What the task requires: Locate every line below that contains the word "JSON" and copy it.

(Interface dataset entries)
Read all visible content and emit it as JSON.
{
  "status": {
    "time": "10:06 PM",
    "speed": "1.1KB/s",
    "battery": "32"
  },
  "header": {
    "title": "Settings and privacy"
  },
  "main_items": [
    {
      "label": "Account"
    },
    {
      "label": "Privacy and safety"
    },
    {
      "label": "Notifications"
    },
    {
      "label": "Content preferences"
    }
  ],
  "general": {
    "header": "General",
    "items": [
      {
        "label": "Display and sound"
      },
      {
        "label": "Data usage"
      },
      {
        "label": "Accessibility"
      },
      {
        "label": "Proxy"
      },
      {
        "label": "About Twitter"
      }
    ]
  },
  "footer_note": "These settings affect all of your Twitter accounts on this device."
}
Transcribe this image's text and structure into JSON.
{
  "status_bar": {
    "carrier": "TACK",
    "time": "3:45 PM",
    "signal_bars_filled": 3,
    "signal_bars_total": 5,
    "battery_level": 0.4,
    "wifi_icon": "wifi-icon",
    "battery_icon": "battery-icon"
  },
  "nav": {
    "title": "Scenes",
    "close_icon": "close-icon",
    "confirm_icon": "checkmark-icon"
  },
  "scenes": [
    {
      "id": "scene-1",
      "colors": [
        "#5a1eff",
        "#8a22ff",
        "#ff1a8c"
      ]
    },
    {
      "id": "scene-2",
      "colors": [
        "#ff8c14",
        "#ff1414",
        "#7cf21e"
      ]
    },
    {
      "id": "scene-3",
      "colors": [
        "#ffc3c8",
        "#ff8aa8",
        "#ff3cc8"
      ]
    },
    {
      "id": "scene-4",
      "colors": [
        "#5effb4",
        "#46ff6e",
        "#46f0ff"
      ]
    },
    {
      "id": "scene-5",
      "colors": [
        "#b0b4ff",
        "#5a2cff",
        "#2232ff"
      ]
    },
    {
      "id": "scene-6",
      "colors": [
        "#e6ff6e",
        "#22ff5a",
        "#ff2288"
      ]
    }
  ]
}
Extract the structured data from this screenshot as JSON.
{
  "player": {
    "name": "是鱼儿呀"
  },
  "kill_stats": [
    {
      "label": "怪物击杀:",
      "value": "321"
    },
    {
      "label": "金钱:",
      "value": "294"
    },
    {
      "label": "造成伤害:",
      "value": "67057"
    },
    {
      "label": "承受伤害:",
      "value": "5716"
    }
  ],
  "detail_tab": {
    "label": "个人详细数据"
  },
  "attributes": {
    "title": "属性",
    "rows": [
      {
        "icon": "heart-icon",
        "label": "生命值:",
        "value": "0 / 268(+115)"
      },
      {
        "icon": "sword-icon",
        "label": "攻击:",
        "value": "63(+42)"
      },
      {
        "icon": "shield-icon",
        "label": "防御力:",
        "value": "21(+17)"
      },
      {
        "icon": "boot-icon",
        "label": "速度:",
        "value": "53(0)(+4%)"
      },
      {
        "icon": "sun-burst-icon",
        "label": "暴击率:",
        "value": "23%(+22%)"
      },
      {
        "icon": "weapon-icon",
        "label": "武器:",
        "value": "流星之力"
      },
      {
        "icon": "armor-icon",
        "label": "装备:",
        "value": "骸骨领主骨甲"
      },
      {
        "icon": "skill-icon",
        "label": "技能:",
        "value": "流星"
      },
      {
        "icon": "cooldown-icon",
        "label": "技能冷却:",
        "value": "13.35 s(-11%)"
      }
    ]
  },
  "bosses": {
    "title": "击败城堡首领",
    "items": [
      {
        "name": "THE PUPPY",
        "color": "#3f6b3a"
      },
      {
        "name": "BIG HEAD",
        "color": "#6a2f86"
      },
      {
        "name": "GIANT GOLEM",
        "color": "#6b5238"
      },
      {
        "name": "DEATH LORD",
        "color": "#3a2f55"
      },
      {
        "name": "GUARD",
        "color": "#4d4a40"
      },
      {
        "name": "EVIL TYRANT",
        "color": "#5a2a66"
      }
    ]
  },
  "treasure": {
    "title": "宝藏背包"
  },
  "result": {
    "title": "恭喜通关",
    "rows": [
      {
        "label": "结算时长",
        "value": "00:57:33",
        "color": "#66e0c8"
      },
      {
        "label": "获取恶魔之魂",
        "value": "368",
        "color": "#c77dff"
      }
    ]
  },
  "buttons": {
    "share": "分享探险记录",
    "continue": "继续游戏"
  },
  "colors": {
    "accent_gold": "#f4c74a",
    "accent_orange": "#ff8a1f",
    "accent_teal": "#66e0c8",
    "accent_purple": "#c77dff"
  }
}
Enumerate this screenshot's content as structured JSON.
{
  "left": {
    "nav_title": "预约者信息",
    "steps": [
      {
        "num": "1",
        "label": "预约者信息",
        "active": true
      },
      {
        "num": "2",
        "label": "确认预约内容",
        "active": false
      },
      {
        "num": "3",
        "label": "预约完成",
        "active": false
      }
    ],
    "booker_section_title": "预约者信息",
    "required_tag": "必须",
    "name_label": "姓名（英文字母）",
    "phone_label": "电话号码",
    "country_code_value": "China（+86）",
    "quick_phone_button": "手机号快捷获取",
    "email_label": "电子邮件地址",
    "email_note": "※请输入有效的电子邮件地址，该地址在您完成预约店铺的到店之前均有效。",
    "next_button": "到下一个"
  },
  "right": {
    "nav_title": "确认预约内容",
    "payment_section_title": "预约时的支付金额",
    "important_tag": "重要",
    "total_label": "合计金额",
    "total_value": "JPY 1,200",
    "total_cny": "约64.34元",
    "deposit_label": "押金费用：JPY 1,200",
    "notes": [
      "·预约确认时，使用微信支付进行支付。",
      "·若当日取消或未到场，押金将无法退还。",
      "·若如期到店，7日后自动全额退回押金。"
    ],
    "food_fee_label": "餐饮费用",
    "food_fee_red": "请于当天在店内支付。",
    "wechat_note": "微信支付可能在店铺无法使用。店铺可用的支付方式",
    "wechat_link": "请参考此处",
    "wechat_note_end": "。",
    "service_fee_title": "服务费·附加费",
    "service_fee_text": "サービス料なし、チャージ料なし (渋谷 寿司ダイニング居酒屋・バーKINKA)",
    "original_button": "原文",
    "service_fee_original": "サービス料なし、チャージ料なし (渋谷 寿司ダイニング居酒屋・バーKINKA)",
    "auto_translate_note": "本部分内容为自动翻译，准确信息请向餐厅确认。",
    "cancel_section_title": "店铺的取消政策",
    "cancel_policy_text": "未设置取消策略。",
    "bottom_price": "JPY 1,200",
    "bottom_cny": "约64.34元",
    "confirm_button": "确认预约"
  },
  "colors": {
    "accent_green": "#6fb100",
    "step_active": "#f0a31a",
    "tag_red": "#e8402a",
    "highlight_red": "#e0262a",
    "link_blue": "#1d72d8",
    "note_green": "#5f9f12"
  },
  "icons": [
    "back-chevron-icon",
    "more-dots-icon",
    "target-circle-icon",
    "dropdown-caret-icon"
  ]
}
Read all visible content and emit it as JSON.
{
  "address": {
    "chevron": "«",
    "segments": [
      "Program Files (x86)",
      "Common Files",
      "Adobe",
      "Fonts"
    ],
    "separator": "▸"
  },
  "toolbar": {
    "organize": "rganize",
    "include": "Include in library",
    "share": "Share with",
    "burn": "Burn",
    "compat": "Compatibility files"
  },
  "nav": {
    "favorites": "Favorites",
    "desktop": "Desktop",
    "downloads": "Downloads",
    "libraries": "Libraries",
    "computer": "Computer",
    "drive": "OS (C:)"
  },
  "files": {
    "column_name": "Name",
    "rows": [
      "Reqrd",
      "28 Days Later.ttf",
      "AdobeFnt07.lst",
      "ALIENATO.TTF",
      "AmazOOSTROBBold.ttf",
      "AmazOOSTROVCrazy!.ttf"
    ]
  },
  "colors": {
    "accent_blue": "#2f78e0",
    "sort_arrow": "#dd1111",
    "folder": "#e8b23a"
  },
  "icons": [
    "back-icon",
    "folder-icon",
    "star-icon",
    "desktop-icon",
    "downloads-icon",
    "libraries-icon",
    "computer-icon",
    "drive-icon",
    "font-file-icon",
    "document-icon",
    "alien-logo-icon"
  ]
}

Response:
Read all visible content and emit it as JSON.
Transcribe this image's text and structure into JSON.
Extract the structured data from this screenshot as JSON.
Enumerate this screenshot's content as structured JSON.
Read all visible content and emit it as JSON.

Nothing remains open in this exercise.